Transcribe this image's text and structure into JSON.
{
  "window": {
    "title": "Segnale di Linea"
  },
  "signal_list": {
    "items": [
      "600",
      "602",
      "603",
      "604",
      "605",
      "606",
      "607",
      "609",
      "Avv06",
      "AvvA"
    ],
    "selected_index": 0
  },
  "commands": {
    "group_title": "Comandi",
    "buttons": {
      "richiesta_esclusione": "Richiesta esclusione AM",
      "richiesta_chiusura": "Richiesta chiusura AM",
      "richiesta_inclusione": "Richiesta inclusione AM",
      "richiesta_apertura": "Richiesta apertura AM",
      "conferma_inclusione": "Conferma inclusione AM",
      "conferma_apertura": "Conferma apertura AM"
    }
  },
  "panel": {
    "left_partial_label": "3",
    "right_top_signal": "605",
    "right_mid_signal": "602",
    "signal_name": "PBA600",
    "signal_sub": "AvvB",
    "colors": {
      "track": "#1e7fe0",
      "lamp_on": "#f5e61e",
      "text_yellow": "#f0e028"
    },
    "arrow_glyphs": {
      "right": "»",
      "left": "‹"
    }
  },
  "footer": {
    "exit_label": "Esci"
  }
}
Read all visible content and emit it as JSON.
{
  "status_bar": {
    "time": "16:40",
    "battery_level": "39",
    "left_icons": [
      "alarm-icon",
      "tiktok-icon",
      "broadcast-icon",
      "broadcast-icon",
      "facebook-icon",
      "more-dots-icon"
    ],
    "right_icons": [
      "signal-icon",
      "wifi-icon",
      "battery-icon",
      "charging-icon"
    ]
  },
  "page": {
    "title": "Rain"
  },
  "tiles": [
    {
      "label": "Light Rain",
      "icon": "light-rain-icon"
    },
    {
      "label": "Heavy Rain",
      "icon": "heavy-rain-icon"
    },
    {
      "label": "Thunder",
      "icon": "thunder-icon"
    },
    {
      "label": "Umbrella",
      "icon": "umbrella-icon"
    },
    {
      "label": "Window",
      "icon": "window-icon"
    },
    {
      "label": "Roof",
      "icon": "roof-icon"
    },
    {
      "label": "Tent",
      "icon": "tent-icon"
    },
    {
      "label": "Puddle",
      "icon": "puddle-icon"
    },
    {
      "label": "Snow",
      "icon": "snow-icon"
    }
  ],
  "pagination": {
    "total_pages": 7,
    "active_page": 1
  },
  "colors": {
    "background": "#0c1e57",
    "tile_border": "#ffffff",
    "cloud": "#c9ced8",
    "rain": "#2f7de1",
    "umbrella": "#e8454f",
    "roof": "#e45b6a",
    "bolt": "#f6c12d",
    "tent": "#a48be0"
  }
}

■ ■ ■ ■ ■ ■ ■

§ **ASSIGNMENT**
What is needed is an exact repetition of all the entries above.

§ **FINAL ANSWER**
Transcribe this image's text and structure into JSON.
{
  "window": {
    "title": "Segnale di Linea"
  },
  "signal_list": {
    "items": [
      "600",
      "602",
      "603",
      "604",
      "605",
      "606",
      "607",
      "609",
      "Avv06",
      "AvvA"
    ],
    "selected_index": 0
  },
  "commands": {
    "group_title": "Comandi",
    "buttons": {
      "richiesta_esclusione": "Richiesta esclusione AM",
      "richiesta_chiusura": "Richiesta chiusura AM",
      "richiesta_inclusione": "Richiesta inclusione AM",
      "richiesta_apertura": "Richiesta apertura AM",
      "conferma_inclusione": "Conferma inclusione AM",
      "conferma_apertura": "Conferma apertura AM"
    }
  },
  "panel": {
    "left_partial_label": "3",
    "right_top_signal": "605",
    "right_mid_signal": "602",
    "signal_name": "PBA600",
    "signal_sub": "AvvB",
    "colors": {
      "track": "#1e7fe0",
      "lamp_on": "#f5e61e",
      "text_yellow": "#f0e028"
    },
    "arrow_glyphs": {
      "right": "»",
      "left": "‹"
    }
  },
  "footer": {
    "exit_label": "Esci"
  }
}
Read all visible content and emit it as JSON.
{
  "status_bar": {
    "time": "16:40",
    "battery_level": "39",
    "left_icons": [
      "alarm-icon",
      "tiktok-icon",
      "broadcast-icon",
      "broadcast-icon",
      "facebook-icon",
      "more-dots-icon"
    ],
    "right_icons": [
      "signal-icon",
      "wifi-icon",
      "battery-icon",
      "charging-icon"
    ]
  },
  "page": {
    "title": "Rain"
  },
  "tiles": [
    {
      "label": "Light Rain",
      "icon": "light-rain-icon"
    },
    {
      "label": "Heavy Rain",
      "icon": "heavy-rain-icon"
    },
    {
      "label": "Thunder",
      "icon": "thunder-icon"
    },
    {
      "label": "Umbrella",
      "icon": "umbrella-icon"
    },
    {
      "label": "Window",
      "icon": "window-icon"
    },
    {
      "label": "Roof",
      "icon": "roof-icon"
    },
    {
      "label": "Tent",
      "icon": "tent-icon"
    },
    {
      "label": "Puddle",
      "icon": "puddle-icon"
    },
    {
      "label": "Snow",
      "icon": "snow-icon"
    }
  ],
  "pagination": {
    "total_pages": 7,
    "active_page": 1
  },
  "colors": {
    "background": "#0c1e57",
    "tile_border": "#ffffff",
    "cloud": "#c9ced8",
    "rain": "#2f7de1",
    "umbrella": "#e8454f",
    "roof": "#e45b6a",
    "bolt": "#f6c12d",
    "tent": "#a48be0"
  }
}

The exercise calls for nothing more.